This year’s Silicon Valley Forum Visionary Awards featured a tribute to the late Andy Grove, the legendary leader of Intel, who helped build the company into the world’s most valuable semiconductor company.

Three additional people received a 2016 Visionary Award: Carl Bass, CEO Autodesk; Tom Wheeler, Chairman of the Federal Communications Commission and Jennifer Pahika, founder and Executive Director of Code for America.

 The Silicon Valley Forum is one of the oldest professional associations in the SF Bay Area (it previously was known as SDForum)

Andy Grove died March 21, 2016 and his is the first posthumous award by the 33-year old organization. It was accepted by Craig Barrett, former CEO and Chairman of Intel. He recited a poem and praised Grove for his mentorship that included himself and many others, some who later became heads of large companies. Grove was an immigrant from Hungary and worked at Intel for more than three decades. 

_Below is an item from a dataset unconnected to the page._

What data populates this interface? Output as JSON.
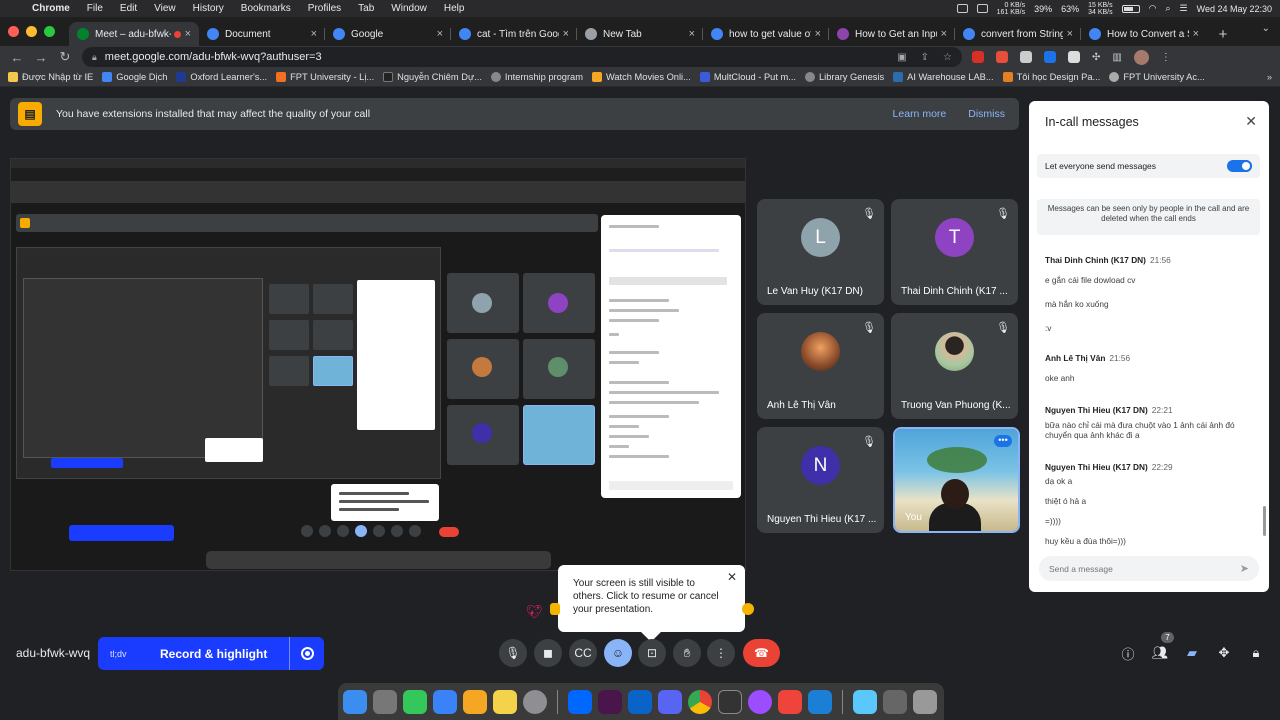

Jennifer Pahlka, founder and executive director of Code for America, was introduced by her husband Tim O'Reilly, founder of the publishing and events company O'Reilly Media, and a 2014 Visionary Award winner. Pahlka gave a passionate speech about government, communities, poverty and social justice.

Carl Bass, president and CEO of Autodesk spoke about the opportunties ahead. Tom Wheeler, the 31st Chairman of the Federal Communications Commission spoke about the importance of broadband infrastructure and net neutrality.